We introduced a simple product that had a transformative effect on some of the things our clients were doing. We deal in multi-channel marketing, but Email remains a big part of that. We introduced an algorithm that will allow you to target more engaged people. A lot of our clients could send fewer emails at this time of the year, but of a more personalized nature and still manage to generate more revenue. This kind of insight into the customers of our customers helps to do that."
Q: How do you measure the usage impact of key marketing campaigns?
Eric: "Because we teach inbound marketing, we have to abide by what we're teaching. We try not to run too many ads. The only time we'll run ads is if we have a new course coming out.
We'll look for the query parameters coming in from landing pages and signing up and look at the retention rate. How often do they complete the course? How do they do on the exam? Most of our courses have a certification exam at the end.
We see that people who come in through ads that are less likely to finish the course. They'll score lower on the exam at the end of it. You get this full picture of people's learning outcomes based on the different traffic sources they come from."
Q: How do you leverage partnerships so that more people use your product?
Eric: "We partner with online course providers like Coursera and Udacity. We create content for them that leads people to come and take the certification exam back in our application."
Paul: "Because we're Enterprise, we have partners who are integrator partners, and then we have partners who are technology partners. Typically, the integration partners tend to be more tactical. They’ll find and sell your product for you because it sells their services. The technology partnerships tend to be marketing-driven rather than value-driven.
Also, because we're open source, we don't know about a lot of our partners. A lot of them are just building stuff with our software. We don't track this. As a relatively small organization with a wide global footprint, it's important to have partners that can take your product and customize it to different verticals and regions."

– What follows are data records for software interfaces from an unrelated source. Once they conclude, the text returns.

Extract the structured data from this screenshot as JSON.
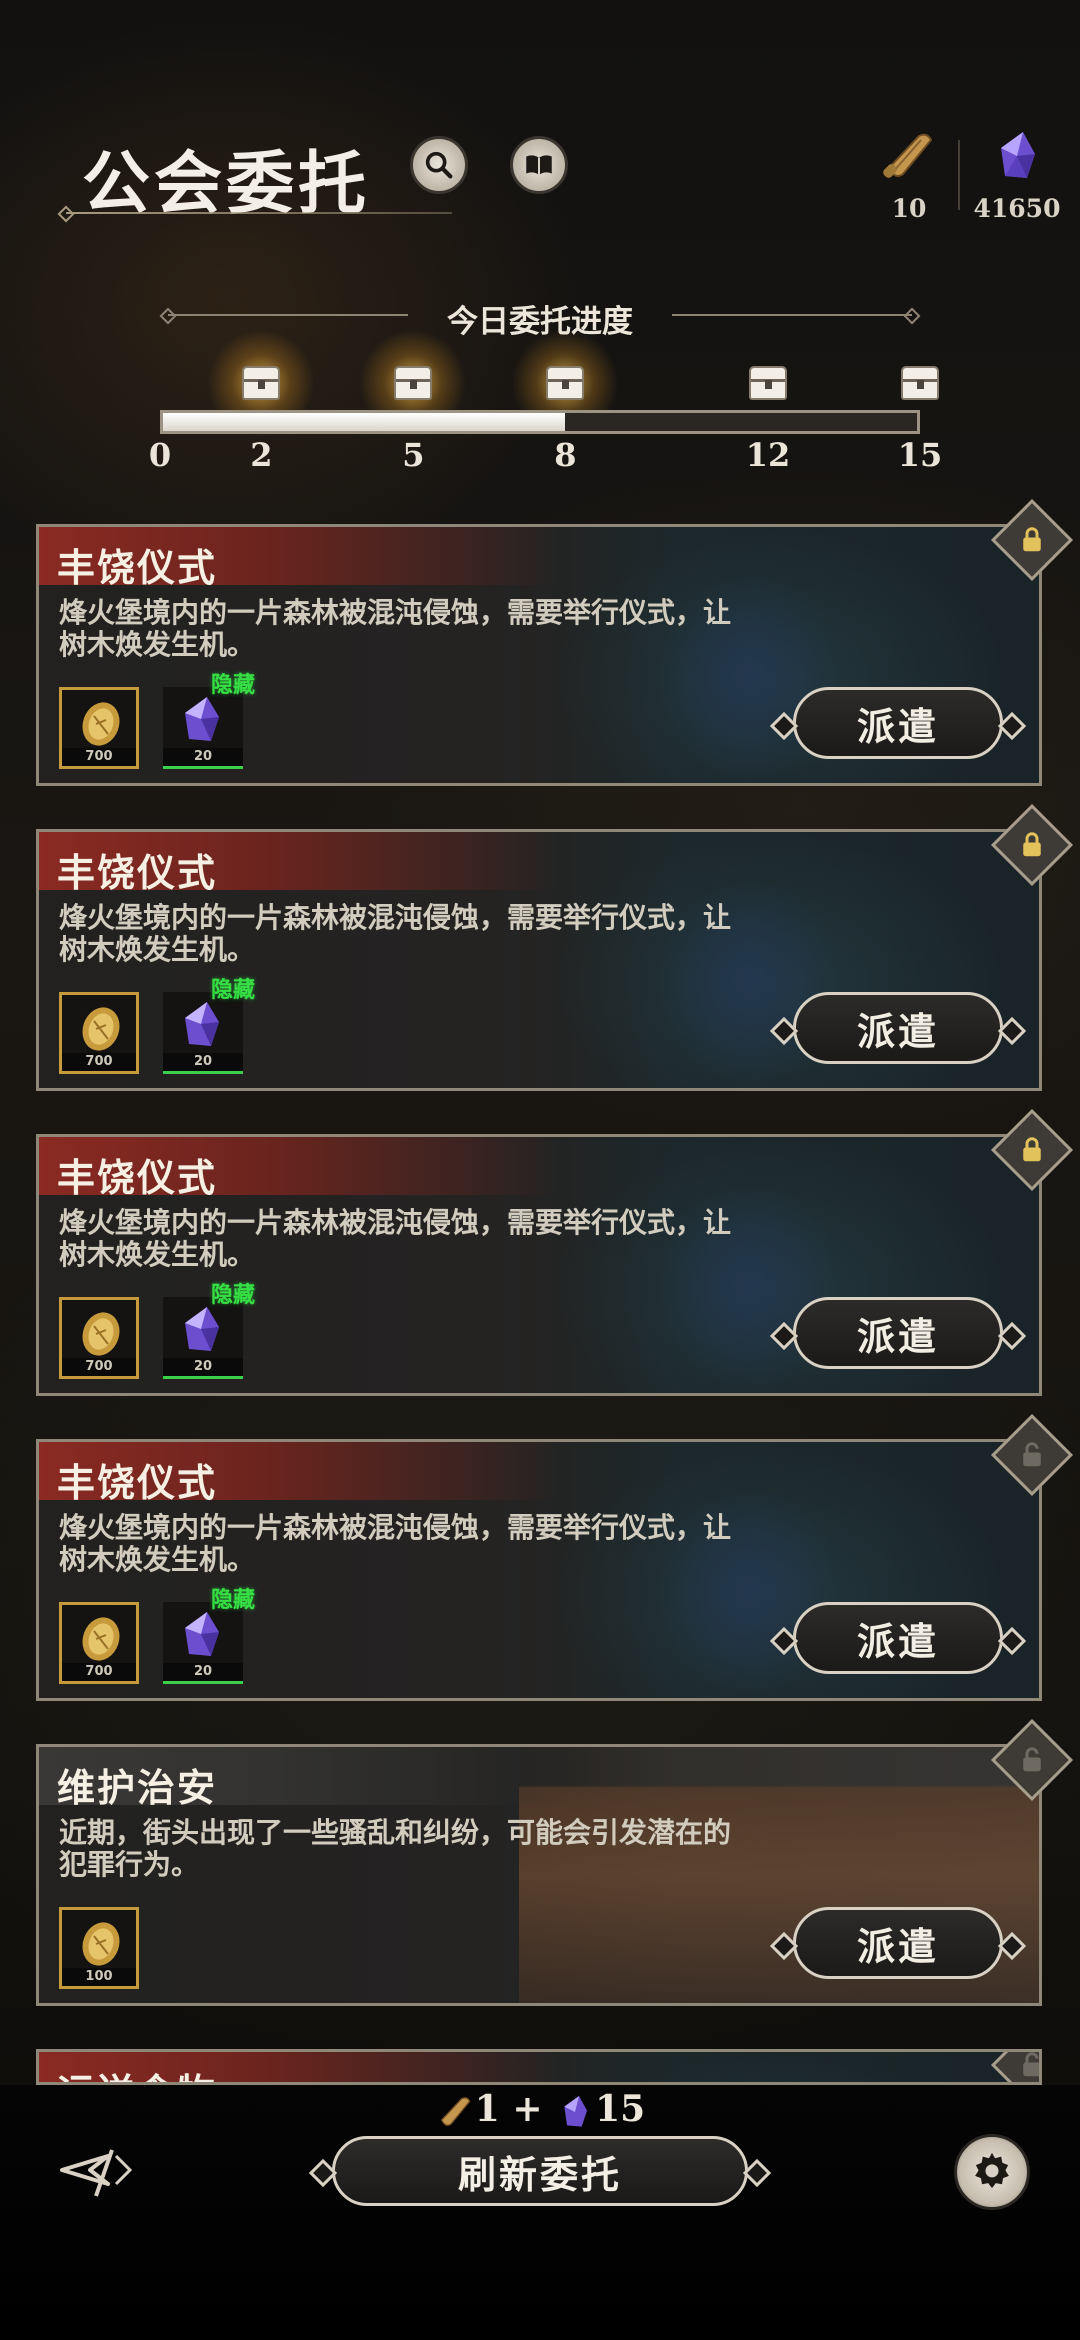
{
  "header": {
    "title": "公会委托",
    "currencies": [
      {
        "icon": "scroll-icon",
        "value": "10"
      },
      {
        "icon": "crystal-icon",
        "value": "41650"
      }
    ]
  },
  "progress": {
    "title": "今日委托进度",
    "current": 8,
    "max": 15,
    "ticks": [
      "0",
      "2",
      "5",
      "8",
      "12",
      "15"
    ],
    "milestones": [
      {
        "at": 2,
        "claimed_glow": true
      },
      {
        "at": 5,
        "claimed_glow": true
      },
      {
        "at": 8,
        "claimed_glow": true
      },
      {
        "at": 12,
        "claimed_glow": false
      },
      {
        "at": 15,
        "claimed_glow": false
      }
    ]
  },
  "commissions": [
    {
      "title": "丰饶仪式",
      "desc": "烽火堡境内的一片森林被混沌侵蚀，需要举行仪式，让树木焕发生机。",
      "locked": true,
      "rewards": [
        {
          "icon": "gold-coin-icon",
          "count": "700"
        },
        {
          "icon": "crystal-icon",
          "count": "20",
          "tag": "隐藏"
        }
      ],
      "button": "派遣"
    },
    {
      "title": "丰饶仪式",
      "desc": "烽火堡境内的一片森林被混沌侵蚀，需要举行仪式，让树木焕发生机。",
      "locked": true,
      "rewards": [
        {
          "icon": "gold-coin-icon",
          "count": "700"
        },
        {
          "icon": "crystal-icon",
          "count": "20",
          "tag": "隐藏"
        }
      ],
      "button": "派遣"
    },
    {
      "title": "丰饶仪式",
      "desc": "烽火堡境内的一片森林被混沌侵蚀，需要举行仪式，让树木焕发生机。",
      "locked": true,
      "rewards": [
        {
          "icon": "gold-coin-icon",
          "count": "700"
        },
        {
          "icon": "crystal-icon",
          "count": "20",
          "tag": "隐藏"
        }
      ],
      "button": "派遣"
    },
    {
      "title": "丰饶仪式",
      "desc": "烽火堡境内的一片森林被混沌侵蚀，需要举行仪式，让树木焕发生机。",
      "locked": false,
      "rewards": [
        {
          "icon": "gold-coin-icon",
          "count": "700"
        },
        {
          "icon": "crystal-icon",
          "count": "20",
          "tag": "隐藏"
        }
      ],
      "button": "派遣"
    },
    {
      "title": "维护治安",
      "desc": "近期，街头出现了一些骚乱和纠纷，可能会引发潜在的犯罪行为。",
      "locked": false,
      "rewards": [
        {
          "icon": "gold-coin-icon",
          "count": "100"
        }
      ],
      "button": "派遣"
    },
    {
      "title": "运送食物",
      "locked": false
    }
  ],
  "footer": {
    "cost_scroll": "1",
    "cost_plus": "+",
    "cost_crystal": "15",
    "refresh_label": "刷新委托"
  },
  "colors": {
    "card_title_red": "#8a2a22",
    "reward_gold_frame": "#c59a3a",
    "hidden_tag_green": "#36e044"
  }
}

Q: How do you know you need to pivot rather than improve something that is blocking the happy path on the new user journey?
Jamie: "It's usually quite obvious - someone will tell you. We're not a subscription service. So a company would invest in us based on our annual license. We've got a little bit more freedom to review since the feedback loop isn't so immediate that someone would just stop using the products.
RedEye started as an agency model. The tools that we built were used in-house and then we developed those to be public-facing. A lot of our users are still internal users because we still offer a managed service. So, we’ve got very direct feedback on new features before they even go to market. It’s great because we are able to pinpoint problems early on."
Q: For acquisition via content marketing, how do you identify what new content to invest that will lead to the greatest ROI.
Eric: "We look at the monthly search volume. 60 70% of our traffic is coming through Google. If we want to target a search engine results page that we think is valuable based on the product that we offer, we will target that page and do everything we can to rank at the top of it. There's an SEO course in HubSpot Academy you can take. That’s how HubSpot ranks number one when it wants to."